    • are not meant for visual styling
    • levels should not be skipped (BAD - h1, h2, h4)
  • Links, Buttons, Divs and Spans
    • Links - are being styled like buttons, which is fine. Just don't mark them up as buttons.
    • a, div and span ARE NOT buttons
    • if it acts like a button, make it a

Step 2. Site Audit for Keyboard Accessibility

Does it: Highlight what it's on?

Does it: Jump somewhere unexpected?

Go through the main nav every time?

Or do you provide a skip nav?

Or skip different sections of content?

Step 3. Site Audit for Contrast and Color

The difference in color and light between parts of an image. -wikipedia

Image from:

How do we check this?

Meaningful Content Without Color

Bad: Error Messaging Relies on Color

Better: Message Conveyed With Icons


Step 4. Site Audit for Transcription and Closed Caption

Simple. Do it.

But, DON'T do it with YouTube.

Because it's awful!

Do it with style.

Step 5. Site Audit for Meaningful Alternative Text

Testing Alt Text

Figure and Figcaption

Cat trying to take a bite out of a cactus plant.
Be careful when choosing houseplants if you have pets. They may be poisonous to the animal.
Cat trying to take a bite out of a cactus plant.
Be careful when choosing houseplants if you have pets. They may be poisonous to the animal.

Off Screen Text for Icons



    //hiding text elements from the view, but keeping them available to the screen reader
    .sr-only {
        position: absolute !important;
        height: 1px;
        width: 1px;
        overflow: hidden;
        clip: rect(1px, 1px, 1px, 1px);
        clip-path: polygon(0px 0px, 0px 0px, 0px 0px, 0px 0px); //for clip being deprecated

Accessible SVGs

Green rectangle A light green rectangle with rounded corners and a dark green border. Website
            Green rectangle
            A light green rectangle with rounded corners and a dark green border.
Example from: Tips for Creating Accessible SVG by Leonie Watson

Accessible Canvas




Step 6. Site Audit for Easy To Read and Understand Content

  • Make sure the text is large enough and has proper contrast.
  • Choose easy to read fonts.
  • Left align the text.

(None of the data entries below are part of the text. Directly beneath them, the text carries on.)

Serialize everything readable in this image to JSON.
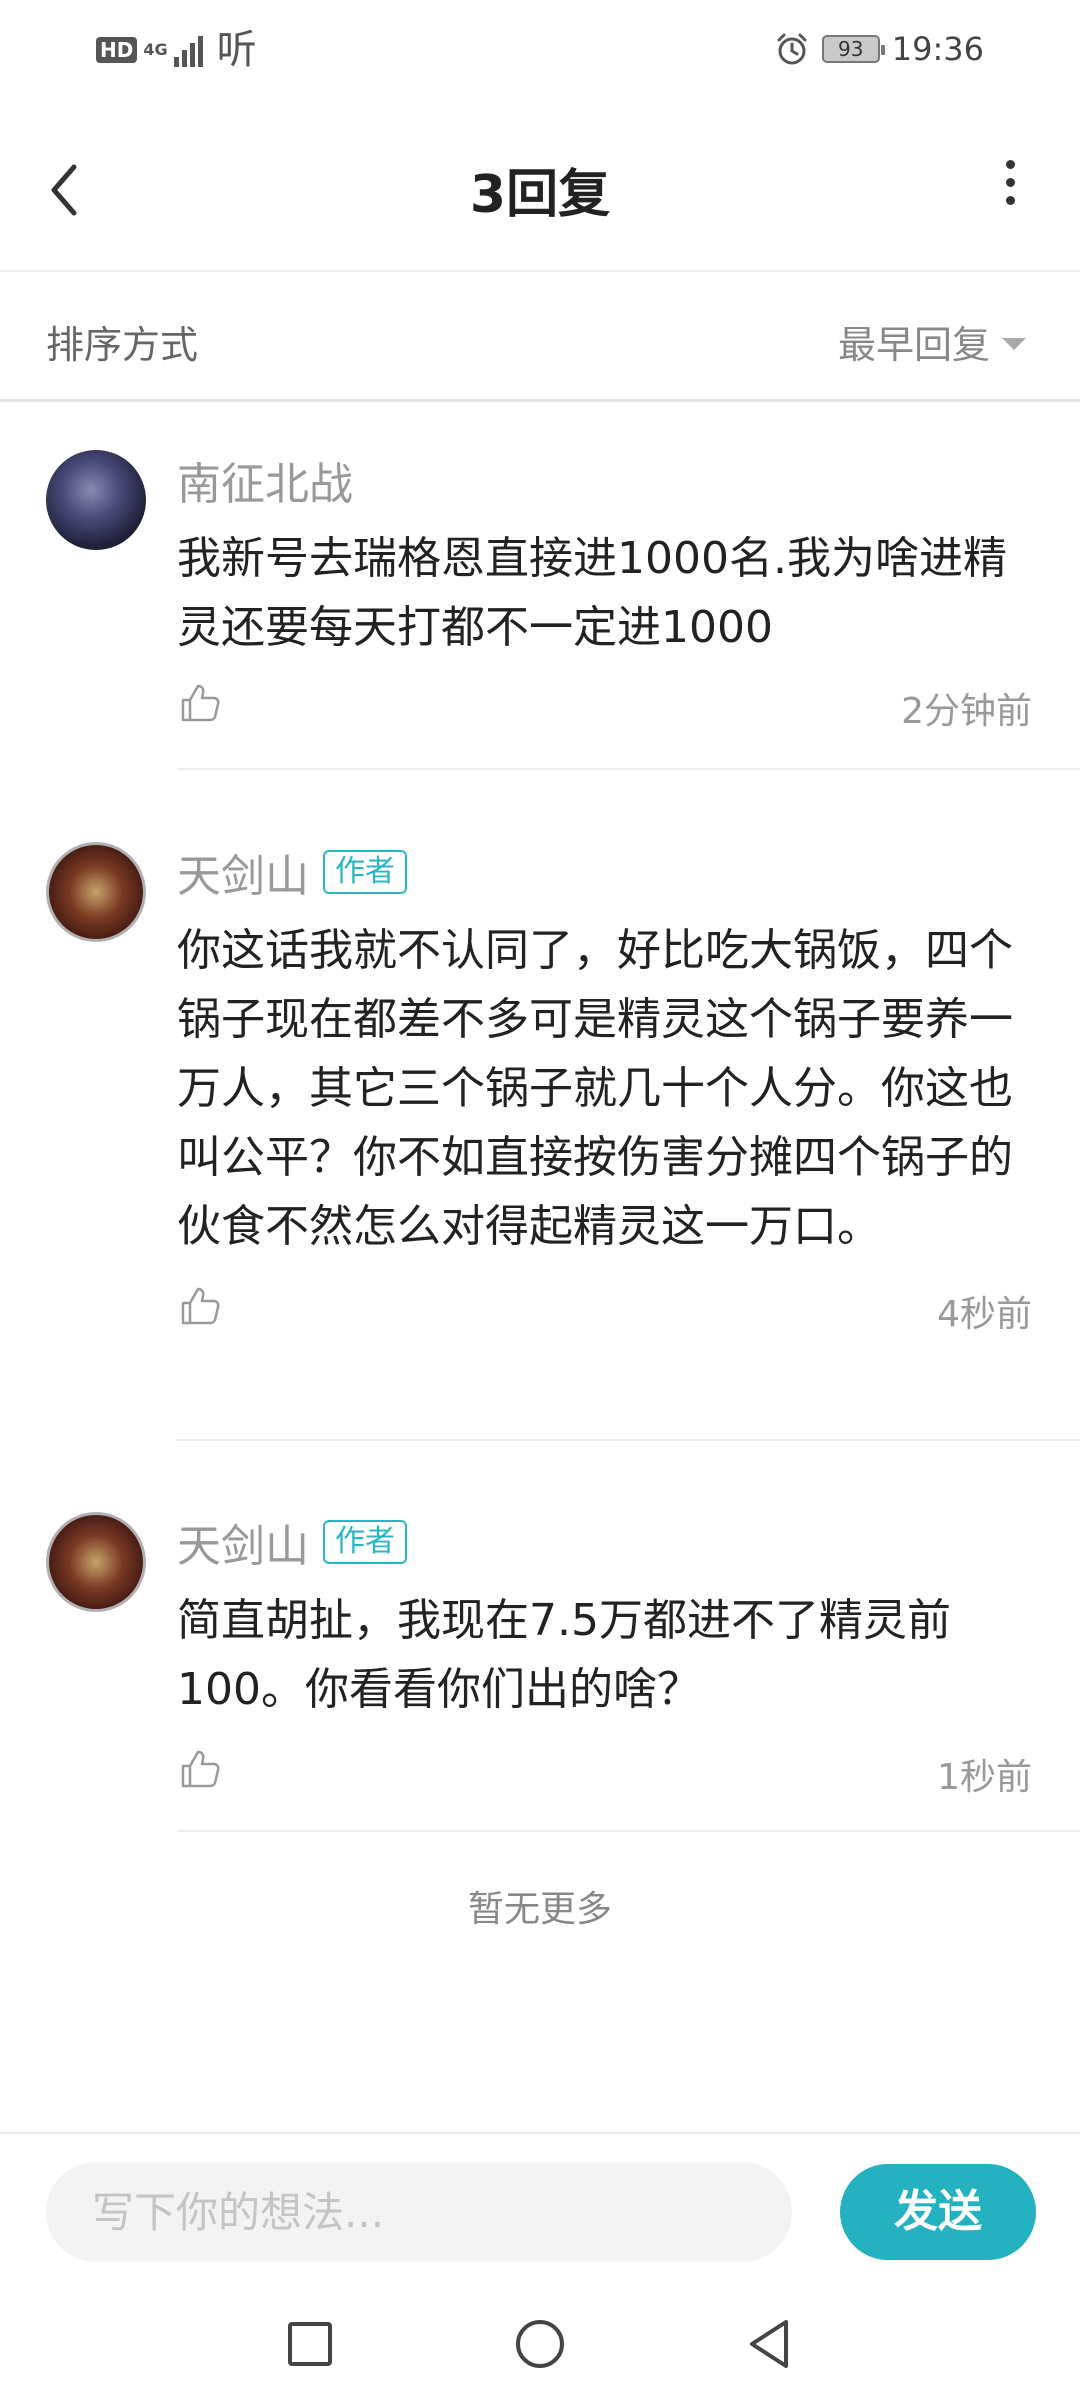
{
  "status_bar": {
    "hd": "HD",
    "network": "4G",
    "app_indicator": "听",
    "battery": "93",
    "time": "19:36",
    "icons": [
      "alarm-icon",
      "signal-icon",
      "battery-icon"
    ]
  },
  "header": {
    "title": "3回复",
    "back_icon": "chevron-left-icon",
    "more_icon": "more-vertical-icon"
  },
  "sort": {
    "label": "排序方式",
    "selected": "最早回复"
  },
  "comments": [
    {
      "username": "南征北战",
      "is_author": false,
      "text": "我新号去瑞格恩直接进1000名.我为啥进精灵还要每天打都不一定进1000",
      "time": "2分钟前"
    },
    {
      "username": "天剑山",
      "is_author": true,
      "badge": "作者",
      "text": "你这话我就不认同了，好比吃大锅饭，四个锅子现在都差不多可是精灵这个锅子要养一万人，其它三个锅子就几十个人分。你这也叫公平？你不如直接按伤害分摊四个锅子的伙食不然怎么对得起精灵这一万口。",
      "time": "4秒前"
    },
    {
      "username": "天剑山",
      "is_author": true,
      "badge": "作者",
      "text": "简直胡扯，我现在7.5万都进不了精灵前100。你看看你们出的啥？",
      "time": "1秒前"
    }
  ],
  "footer_note": "暂无更多",
  "input": {
    "placeholder": "写下你的想法...",
    "value": "",
    "send_label": "发送"
  },
  "colors": {
    "accent": "#25b2c0",
    "text_primary": "#222222",
    "text_secondary": "#999999"
  }
}
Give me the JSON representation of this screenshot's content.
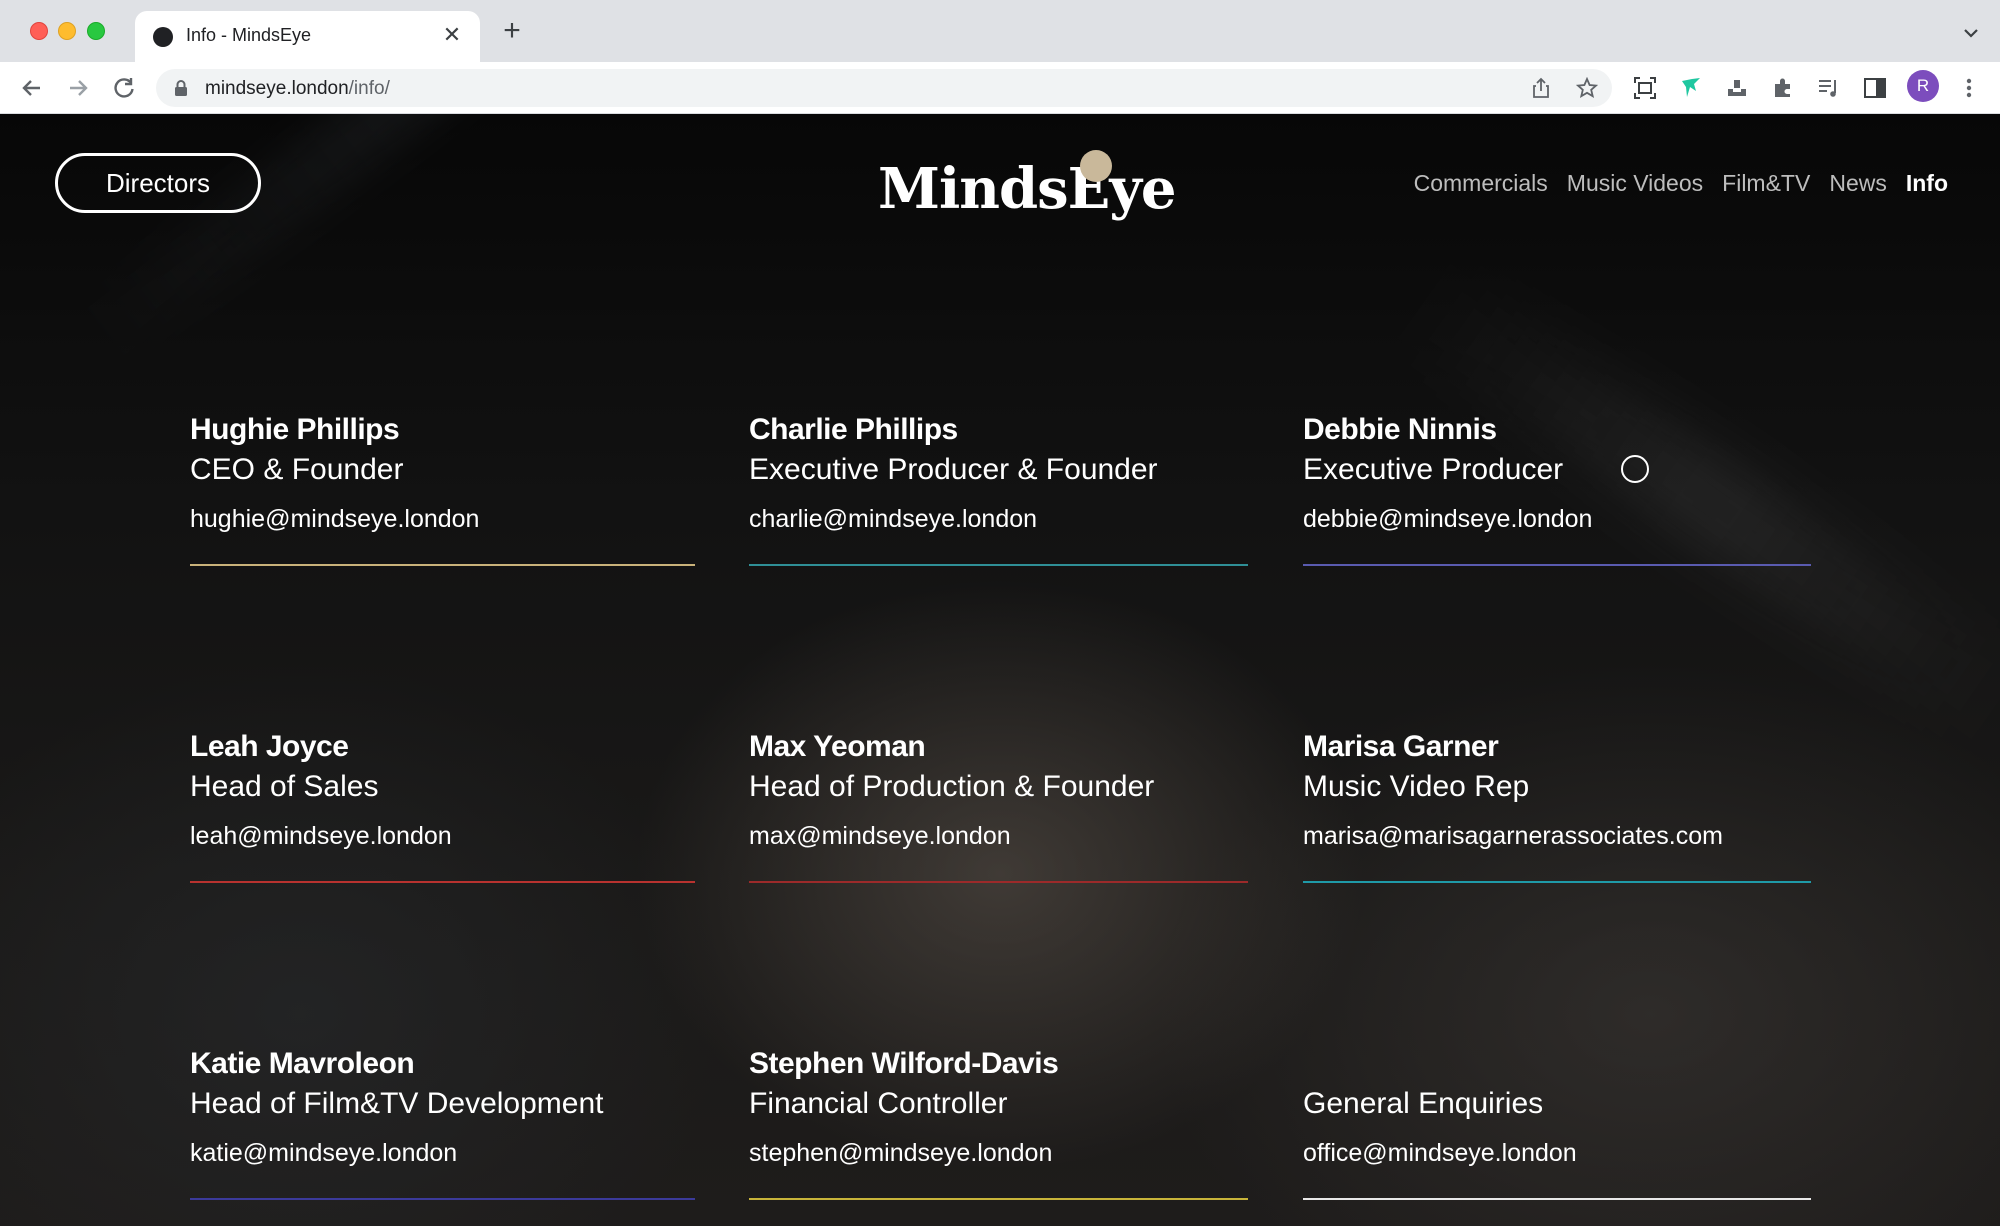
{
  "browser": {
    "tab_title": "Info - MindsEye",
    "url_domain": "mindseye.london",
    "url_path": "/info/",
    "avatar_letter": "R"
  },
  "site": {
    "directors_label": "Directors",
    "logo": "MindsEye",
    "nav": [
      {
        "label": "Commercials",
        "active": false
      },
      {
        "label": "Music Videos",
        "active": false
      },
      {
        "label": "Film&TV",
        "active": false
      },
      {
        "label": "News",
        "active": false
      },
      {
        "label": "Info",
        "active": true
      }
    ]
  },
  "contacts": [
    {
      "name": "Hughie Phillips",
      "role": "CEO & Founder",
      "email": "hughie@mindseye.london",
      "color": "#c9b27a"
    },
    {
      "name": "Charlie Phillips",
      "role": "Executive Producer & Founder",
      "email": "charlie@mindseye.london",
      "color": "#2f8f96"
    },
    {
      "name": "Debbie Ninnis",
      "role": "Executive Producer",
      "email": "debbie@mindseye.london",
      "color": "#5a5bb0"
    },
    {
      "name": "Leah Joyce",
      "role": "Head of Sales",
      "email": "leah@mindseye.london",
      "color": "#b8322f"
    },
    {
      "name": "Max Yeoman",
      "role": "Head of Production & Founder",
      "email": "max@mindseye.london",
      "color": "#9c2a2a"
    },
    {
      "name": "Marisa Garner",
      "role": "Music Video Rep",
      "email": "marisa@marisagarnerassociates.com",
      "color": "#1f9aa8"
    },
    {
      "name": "Katie Mavroleon",
      "role": "Head of Film&TV Development",
      "email": "katie@mindseye.london",
      "color": "#3b3a9a"
    },
    {
      "name": "Stephen Wilford-Davis",
      "role": "Financial Controller",
      "email": "stephen@mindseye.london",
      "color": "#c8b43a"
    },
    {
      "name": "",
      "role": "General Enquiries",
      "email": "office@mindseye.london",
      "color": "#e8e8e8"
    }
  ]
}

It's easier to read.
  • Keep in mind that users may have a hard time with visual, math or reading comprehension.
  • Use clear and simple written content.



Online Testing Tools


Chrome Testing Tools

  • Tenon
  • Wave
  • Chrome Developer Tools
  • aXe
  • NoCoffee

Step 7. Site Audit for Animation

Things to avoid:

  • Large areas of motion and the parallax-like effects of background and foreground moving at different speeds
  • Autoplaying carousels without controls to pause or stop it
  • Scrolljacking - background animates at a different speed than your scrolling effort
Check out: Designing Safer Web Animation For Motion Sensitivity by Val Head

Step 8. Site Audit for Functional and Logical Forms

  • Make sure forms are keyboard accessible. Do not use positive tabindex="1"
  • Label everything and use for="IdOfTheRepresentedInput" because the screen reader announces it
  • Don't forget to label things that have hidden labels (search box). Use .sr-only class that is used for the icon fonts.
  • Put the label/input group in a li tag and put all of these groupings in a list.
  • Too much to cover now.

Step 9. Site Audit Using Screen Reader

Step 9. Site Audit Using other AT

Step 10. Test With Real Users

Step 11: Record/Document the Audits

Make note of pages you audit:

Step 12: Provide Code Samples

Step 13: Add Testing to build Process

So many ways:

  • NPM:
    • Gulp-a11y
    • Grunt-a11y
    • Tenon
    • Ember
    • React
  • pa11y (dashboard):

Step 13: Add Testing to build Process


Remember to Vet Your Framework/Library/Features

  1. Bootstrap
  2. Angular
  3. WordPress
  4. U.S. Web Design Standards

Think "POUR"

The four main guiding principles of accessibility are:

Perceivable - provide content alternatives (images, audio, video)

Operable (without a mouse)

Understandable - clear and simple (writing and functionality)

Robust - works across many devices

Patience You Must Have

Progress is Better than Perfection


A11y Slackers: or #a11y on twitter


Thank you.